Loope’s excellence in architectural design and planning was a result of his interest and inclination toward it since childhood, his father was a carpenter and his grandfather a cabinetmaker. He graduated from the University of Maryland with a Bachelor of Architecture and completed a master’s degree in environmental design from Yale University in 1975. In 1981, he completed the Program for Management Development at the Harvard Business School in order to augment his skills in business administration, operations, and management. He continued to learn different trends and the latest advancements in the field of architecture through attending multiple educational seminars, including the Harvard Graduate School of Design, Urban Legend Institute (ULI) symposium, National Association for Industrial and Office Parks (NAIOP) seminars, Design-Build Institute of America (DBIA) seminars, Association of Collegiate Schools of Architecture (ACSA) Practice Design seminar series at St. Johns College, American Institute of Architects (AIA) Conferences and Forums, DPIC seminars, and AU.

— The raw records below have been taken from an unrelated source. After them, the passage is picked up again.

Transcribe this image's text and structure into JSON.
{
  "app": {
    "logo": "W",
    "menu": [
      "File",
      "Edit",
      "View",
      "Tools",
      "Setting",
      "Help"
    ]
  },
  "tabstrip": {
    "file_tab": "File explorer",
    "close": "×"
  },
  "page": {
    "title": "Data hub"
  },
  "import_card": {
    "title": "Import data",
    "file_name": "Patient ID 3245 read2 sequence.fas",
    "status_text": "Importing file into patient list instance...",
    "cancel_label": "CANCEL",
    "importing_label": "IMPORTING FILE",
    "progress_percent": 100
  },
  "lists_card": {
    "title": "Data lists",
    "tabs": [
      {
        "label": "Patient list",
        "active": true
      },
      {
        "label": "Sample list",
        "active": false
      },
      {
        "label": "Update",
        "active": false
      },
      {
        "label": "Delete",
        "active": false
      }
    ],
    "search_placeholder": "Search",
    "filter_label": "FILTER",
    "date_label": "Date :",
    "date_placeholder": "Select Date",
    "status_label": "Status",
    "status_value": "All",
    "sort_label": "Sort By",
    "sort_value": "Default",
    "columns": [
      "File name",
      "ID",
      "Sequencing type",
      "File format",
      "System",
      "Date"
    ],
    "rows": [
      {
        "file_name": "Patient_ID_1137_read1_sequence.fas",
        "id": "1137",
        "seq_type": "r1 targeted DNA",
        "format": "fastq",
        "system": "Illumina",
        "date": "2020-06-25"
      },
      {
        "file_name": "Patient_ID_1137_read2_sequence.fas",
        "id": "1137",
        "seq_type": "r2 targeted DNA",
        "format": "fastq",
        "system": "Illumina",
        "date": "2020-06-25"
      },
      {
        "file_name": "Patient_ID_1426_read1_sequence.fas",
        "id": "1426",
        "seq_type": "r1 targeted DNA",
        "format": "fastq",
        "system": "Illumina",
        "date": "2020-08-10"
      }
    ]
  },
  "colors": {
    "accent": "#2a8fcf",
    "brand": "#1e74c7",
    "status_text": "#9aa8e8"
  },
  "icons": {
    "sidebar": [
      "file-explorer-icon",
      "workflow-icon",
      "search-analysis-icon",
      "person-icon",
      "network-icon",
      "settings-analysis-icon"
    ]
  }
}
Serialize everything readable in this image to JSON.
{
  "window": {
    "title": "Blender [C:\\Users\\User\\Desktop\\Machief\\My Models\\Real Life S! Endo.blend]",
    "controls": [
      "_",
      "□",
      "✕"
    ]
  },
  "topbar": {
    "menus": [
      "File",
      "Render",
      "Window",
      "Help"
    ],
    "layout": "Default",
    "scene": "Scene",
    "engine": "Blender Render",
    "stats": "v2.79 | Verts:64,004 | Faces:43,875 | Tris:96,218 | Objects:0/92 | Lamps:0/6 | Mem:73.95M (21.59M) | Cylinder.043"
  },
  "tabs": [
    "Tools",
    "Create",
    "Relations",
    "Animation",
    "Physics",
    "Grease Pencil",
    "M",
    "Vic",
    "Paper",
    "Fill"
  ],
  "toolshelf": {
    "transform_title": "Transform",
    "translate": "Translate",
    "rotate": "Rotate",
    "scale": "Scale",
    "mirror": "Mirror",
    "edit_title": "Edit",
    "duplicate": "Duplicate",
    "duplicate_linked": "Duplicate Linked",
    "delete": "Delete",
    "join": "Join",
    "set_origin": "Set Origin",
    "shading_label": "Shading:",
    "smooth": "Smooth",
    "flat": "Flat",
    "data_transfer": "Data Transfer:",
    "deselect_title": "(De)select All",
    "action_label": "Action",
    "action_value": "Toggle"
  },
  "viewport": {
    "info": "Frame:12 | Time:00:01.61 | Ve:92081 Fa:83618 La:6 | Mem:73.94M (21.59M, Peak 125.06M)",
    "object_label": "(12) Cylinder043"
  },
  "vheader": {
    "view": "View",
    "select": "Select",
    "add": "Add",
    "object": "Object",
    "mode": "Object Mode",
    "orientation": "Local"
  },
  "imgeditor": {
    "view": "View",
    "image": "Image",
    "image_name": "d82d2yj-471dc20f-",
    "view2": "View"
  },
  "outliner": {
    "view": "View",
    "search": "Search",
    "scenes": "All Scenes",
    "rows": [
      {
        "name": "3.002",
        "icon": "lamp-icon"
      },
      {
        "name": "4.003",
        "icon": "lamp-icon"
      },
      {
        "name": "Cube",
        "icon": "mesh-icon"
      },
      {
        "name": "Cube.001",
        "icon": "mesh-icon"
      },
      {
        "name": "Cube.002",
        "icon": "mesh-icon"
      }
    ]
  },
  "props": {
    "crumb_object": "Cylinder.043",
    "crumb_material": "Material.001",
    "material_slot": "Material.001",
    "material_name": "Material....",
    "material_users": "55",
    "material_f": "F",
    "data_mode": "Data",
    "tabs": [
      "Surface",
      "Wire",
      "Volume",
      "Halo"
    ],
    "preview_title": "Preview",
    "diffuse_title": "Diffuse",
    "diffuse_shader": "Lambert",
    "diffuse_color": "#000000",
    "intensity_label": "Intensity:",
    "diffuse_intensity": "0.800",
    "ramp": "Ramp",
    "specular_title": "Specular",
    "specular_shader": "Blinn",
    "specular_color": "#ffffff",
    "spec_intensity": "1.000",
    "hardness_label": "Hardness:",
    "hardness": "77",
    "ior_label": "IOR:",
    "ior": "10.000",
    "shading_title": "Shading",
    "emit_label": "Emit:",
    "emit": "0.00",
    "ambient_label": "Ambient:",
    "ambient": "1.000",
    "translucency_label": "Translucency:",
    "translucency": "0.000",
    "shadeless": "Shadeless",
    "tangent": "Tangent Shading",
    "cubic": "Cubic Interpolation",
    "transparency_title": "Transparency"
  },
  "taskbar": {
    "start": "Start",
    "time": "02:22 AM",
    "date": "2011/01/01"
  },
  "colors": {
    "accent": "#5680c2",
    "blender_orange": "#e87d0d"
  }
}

Loope’s continuous dedication to the field of learning is one of the reasons behind his successful teaching career. He has taught architecture and design at multiple universities. He has been serving as Professor Emeritus at Arizona State University since 2011. His mastery in the field can be gauged by the fact that he has designed numerous real estate development programs and architectural courses. His most noteworthy academic contribution was the Master of Real Estate Development degree program at ASU. It was the first transdisciplinary program at ASU to integrate faculty and curriculum for the Sandra Day O’Connor Law School, the W. P. Carey Business School, the Ira A. Fulton College of Engineering, and the College of Architecture and Design.
His works are a testament to his craft as an architect. They are representative of how design can be advanced and synced with current trends while offering a meaningful impression for the future. The progeny is not going to judge the architect for his skill in designing but for how much thought and consideration he put in while designing, just like we do in our times while looking at the buildings of the past.